Author(s): Colm Toibin
In his essay on Tennessee Williams, Colm Toibin reveals an artist profoundly tormented by his sister's mental illness. Through the relationship between W.B. Yeats and his father, Toibin examines a world of family relations, and in Roddy Doyle's writing on his parents illuminates an Ireland reinvented. From John Cheever's journals Toibin makes flesh this darkly comic misanthrope and his intimates. "Educating an intellectual woman," Cheever remarked, "is like letting a rattlesnake into the house." In pieces that range from the importance of aunts (and the death of parents) in the English nineteenth-century novel to the relationship between fathers and sons in the writing of James Baldwin and Barack Obama, Colm Toibin illuminates not only the intimate connections between writers and their families but also articulates, with a rare tenderness and wit, the great joy of reading their work.
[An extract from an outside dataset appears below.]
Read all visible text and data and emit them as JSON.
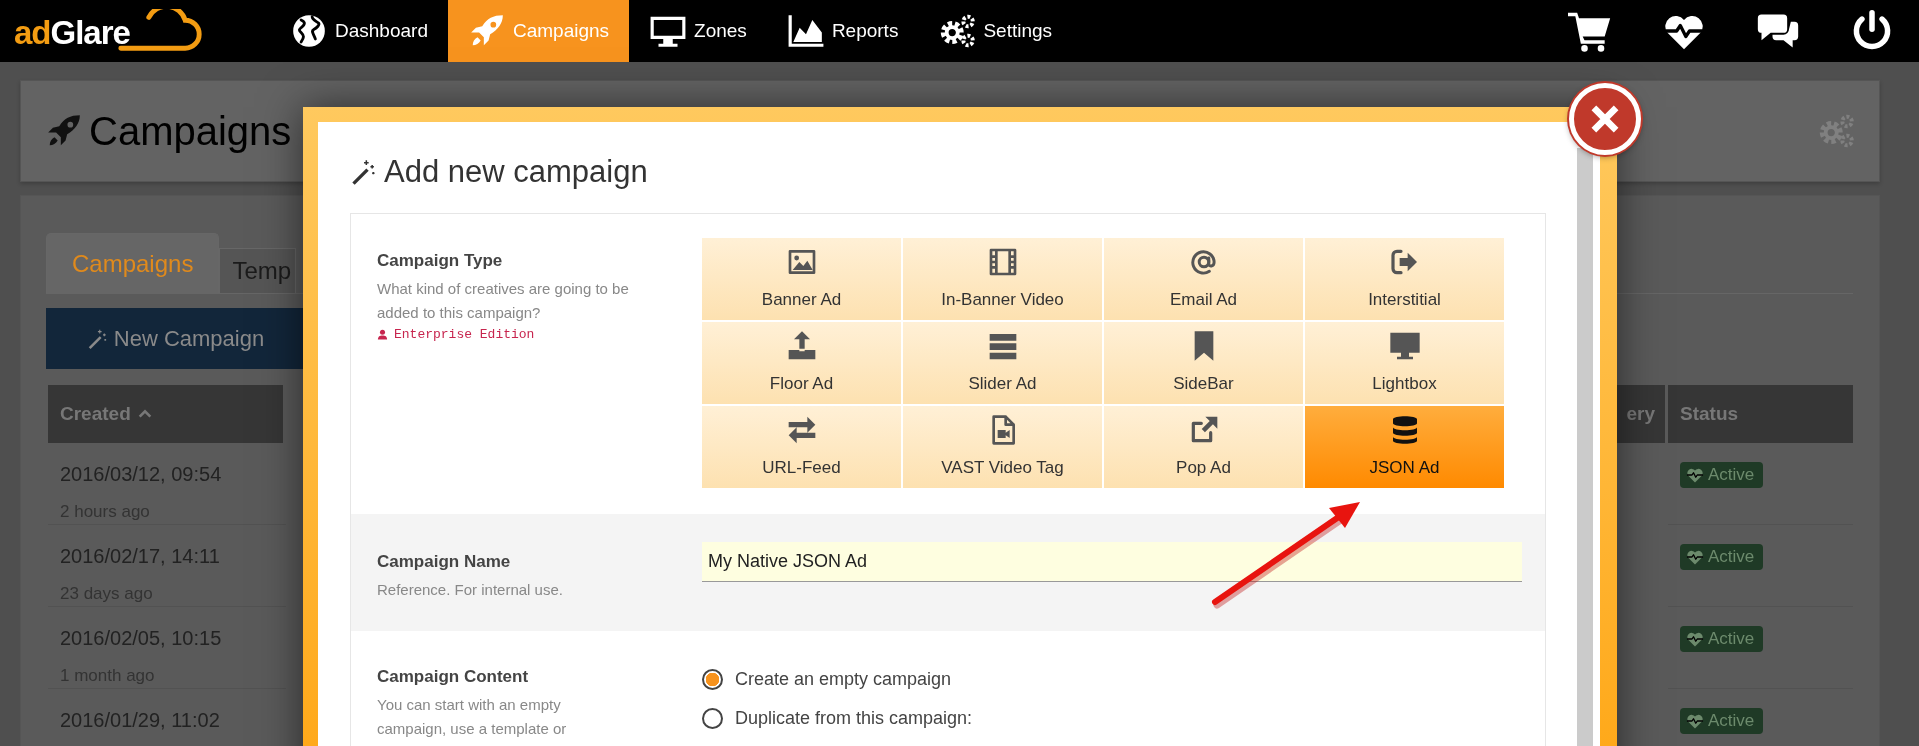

Colm Toibin was born in Ireland in 1955. He is the author of six previous novels, collections of short stories (Mothers and Sons, and The Empty Family) and many works of non-fiction. He has twice been shortlisted for the Man Booker Prize for The Blackwater Lightship (1999) and The Master (2004), and longlisted for Brooklyn. The Master won The International IMPAC Dublin Literary Award (2006), and Brooklyn won the Costa Novel Award. He currently lives in Dublin.